*** Provided records Section Begins ***

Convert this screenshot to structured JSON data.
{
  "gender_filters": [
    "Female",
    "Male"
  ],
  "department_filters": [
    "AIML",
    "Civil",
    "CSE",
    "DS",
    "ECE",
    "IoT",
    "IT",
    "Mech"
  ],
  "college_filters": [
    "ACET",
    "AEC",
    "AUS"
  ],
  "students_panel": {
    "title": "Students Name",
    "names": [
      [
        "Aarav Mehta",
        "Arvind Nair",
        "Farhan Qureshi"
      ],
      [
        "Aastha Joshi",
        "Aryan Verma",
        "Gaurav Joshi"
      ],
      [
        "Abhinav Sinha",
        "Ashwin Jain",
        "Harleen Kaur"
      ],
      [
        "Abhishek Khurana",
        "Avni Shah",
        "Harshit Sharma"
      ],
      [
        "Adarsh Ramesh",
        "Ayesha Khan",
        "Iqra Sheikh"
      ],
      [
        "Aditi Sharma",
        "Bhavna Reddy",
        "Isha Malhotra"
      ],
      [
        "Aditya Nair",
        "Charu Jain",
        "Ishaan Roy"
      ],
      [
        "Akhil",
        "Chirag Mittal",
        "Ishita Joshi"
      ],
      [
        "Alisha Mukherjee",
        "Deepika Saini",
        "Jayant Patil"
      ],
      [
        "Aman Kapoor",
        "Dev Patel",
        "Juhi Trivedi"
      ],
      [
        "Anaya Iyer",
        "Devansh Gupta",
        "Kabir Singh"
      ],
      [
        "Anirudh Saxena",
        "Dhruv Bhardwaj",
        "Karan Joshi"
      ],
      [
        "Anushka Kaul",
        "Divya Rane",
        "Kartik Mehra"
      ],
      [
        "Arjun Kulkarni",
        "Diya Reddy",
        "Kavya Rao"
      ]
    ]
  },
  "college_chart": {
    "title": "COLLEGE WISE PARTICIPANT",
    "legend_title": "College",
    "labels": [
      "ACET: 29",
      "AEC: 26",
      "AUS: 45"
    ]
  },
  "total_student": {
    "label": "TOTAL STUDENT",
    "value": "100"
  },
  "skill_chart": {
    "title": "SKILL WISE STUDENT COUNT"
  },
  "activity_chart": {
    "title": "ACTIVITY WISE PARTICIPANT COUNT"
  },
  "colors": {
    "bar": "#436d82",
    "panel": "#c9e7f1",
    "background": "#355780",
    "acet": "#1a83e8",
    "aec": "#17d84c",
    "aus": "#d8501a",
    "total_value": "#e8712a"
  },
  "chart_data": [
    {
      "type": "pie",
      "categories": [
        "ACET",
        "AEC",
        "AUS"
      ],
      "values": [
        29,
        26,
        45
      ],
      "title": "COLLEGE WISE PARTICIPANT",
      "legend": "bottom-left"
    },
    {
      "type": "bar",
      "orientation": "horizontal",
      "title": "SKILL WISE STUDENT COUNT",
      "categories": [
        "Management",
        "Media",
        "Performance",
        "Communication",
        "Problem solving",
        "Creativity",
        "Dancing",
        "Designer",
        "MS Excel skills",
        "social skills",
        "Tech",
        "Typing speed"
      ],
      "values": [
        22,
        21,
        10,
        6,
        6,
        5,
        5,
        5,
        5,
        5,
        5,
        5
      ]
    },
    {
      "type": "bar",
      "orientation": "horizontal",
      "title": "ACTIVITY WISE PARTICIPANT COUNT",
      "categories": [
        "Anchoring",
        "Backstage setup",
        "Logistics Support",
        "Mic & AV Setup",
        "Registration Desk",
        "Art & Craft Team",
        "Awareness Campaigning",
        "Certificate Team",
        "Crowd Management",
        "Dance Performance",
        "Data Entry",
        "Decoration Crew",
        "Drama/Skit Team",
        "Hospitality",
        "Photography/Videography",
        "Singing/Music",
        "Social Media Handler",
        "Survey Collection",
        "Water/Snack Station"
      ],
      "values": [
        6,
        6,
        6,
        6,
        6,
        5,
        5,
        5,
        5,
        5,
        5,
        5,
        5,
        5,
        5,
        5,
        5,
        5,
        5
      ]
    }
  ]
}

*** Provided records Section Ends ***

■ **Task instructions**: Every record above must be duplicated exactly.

■ **Reply**:
Convert this screenshot to structured JSON data.
{
  "gender_filters": [
    "Female",
    "Male"
  ],
  "department_filters": [
    "AIML",
    "Civil",
    "CSE",
    "DS",
    "ECE",
    "IoT",
    "IT",
    "Mech"
  ],
  "college_filters": [
    "ACET",
    "AEC",
    "AUS"
  ],
  "students_panel": {
    "title": "Students Name",
    "names": [
      [
        "Aarav Mehta",
        "Arvind Nair",
        "Farhan Qureshi"
      ],
      [
        "Aastha Joshi",
        "Aryan Verma",
        "Gaurav Joshi"
      ],
      [
        "Abhinav Sinha",
        "Ashwin Jain",
        "Harleen Kaur"
      ],
      [
        "Abhishek Khurana",
        "Avni Shah",
        "Harshit Sharma"
      ],
      [
        "Adarsh Ramesh",
        "Ayesha Khan",
        "Iqra Sheikh"
      ],
      [
        "Aditi Sharma",
        "Bhavna Reddy",
        "Isha Malhotra"
      ],
      [
        "Aditya Nair",
        "Charu Jain",
        "Ishaan Roy"
      ],
      [
        "Akhil",
        "Chirag Mittal",
        "Ishita Joshi"
      ],
      [
        "Alisha Mukherjee",
        "Deepika Saini",
        "Jayant Patil"
      ],
      [
        "Aman Kapoor",
        "Dev Patel",
        "Juhi Trivedi"
      ],
      [
        "Anaya Iyer",
        "Devansh Gupta",
        "Kabir Singh"
      ],
      [
        "Anirudh Saxena",
        "Dhruv Bhardwaj",
        "Karan Joshi"
      ],
      [
        "Anushka Kaul",
        "Divya Rane",
        "Kartik Mehra"
      ],
      [
        "Arjun Kulkarni",
        "Diya Reddy",
        "Kavya Rao"
      ]
    ]
  },
  "college_chart": {
    "title": "COLLEGE WISE PARTICIPANT",
    "legend_title": "College",
    "labels": [
      "ACET: 29",
      "AEC: 26",
      "AUS: 45"
    ]
  },
  "total_student": {
    "label": "TOTAL STUDENT",
    "value": "100"
  },
  "skill_chart": {
    "title": "SKILL WISE STUDENT COUNT"
  },
  "activity_chart": {
    "title": "ACTIVITY WISE PARTICIPANT COUNT"
  },
  "colors": {
    "bar": "#436d82",
    "panel": "#c9e7f1",
    "background": "#355780",
    "acet": "#1a83e8",
    "aec": "#17d84c",
    "aus": "#d8501a",
    "total_value": "#e8712a"
  },
  "chart_data": [
    {
      "type": "pie",
      "categories": [
        "ACET",
        "AEC",
        "AUS"
      ],
      "values": [
        29,
        26,
        45
      ],
      "title": "COLLEGE WISE PARTICIPANT",
      "legend": "bottom-left"
    },
    {
      "type": "bar",
      "orientation": "horizontal",
      "title": "SKILL WISE STUDENT COUNT",
      "categories": [
        "Management",
        "Media",
        "Performance",
        "Communication",
        "Problem solving",
        "Creativity",
        "Dancing",
        "Designer",
        "MS Excel skills",
        "social skills",
        "Tech",
        "Typing speed"
      ],
      "values": [
        22,
        21,
        10,
        6,
        6,
        5,
        5,
        5,
        5,
        5,
        5,
        5
      ]
    },
    {
      "type": "bar",
      "orientation": "horizontal",
      "title": "ACTIVITY WISE PARTICIPANT COUNT",
      "categories": [
        "Anchoring",
        "Backstage setup",
        "Logistics Support",
        "Mic & AV Setup",
        "Registration Desk",
        "Art & Craft Team",
        "Awareness Campaigning",
        "Certificate Team",
        "Crowd Management",
        "Dance Performance",
        "Data Entry",
        "Decoration Crew",
        "Drama/Skit Team",
        "Hospitality",
        "Photography/Videography",
        "Singing/Music",
        "Social Media Handler",
        "Survey Collection",
        "Water/Snack Station"
      ],
      "values": [
        6,
        6,
        6,
        6,
        6,
        5,
        5,
        5,
        5,
        5,
        5,
        5,
        5,
        5,
        5,
        5,
        5,
        5,
        5
      ]
    }
  ]
}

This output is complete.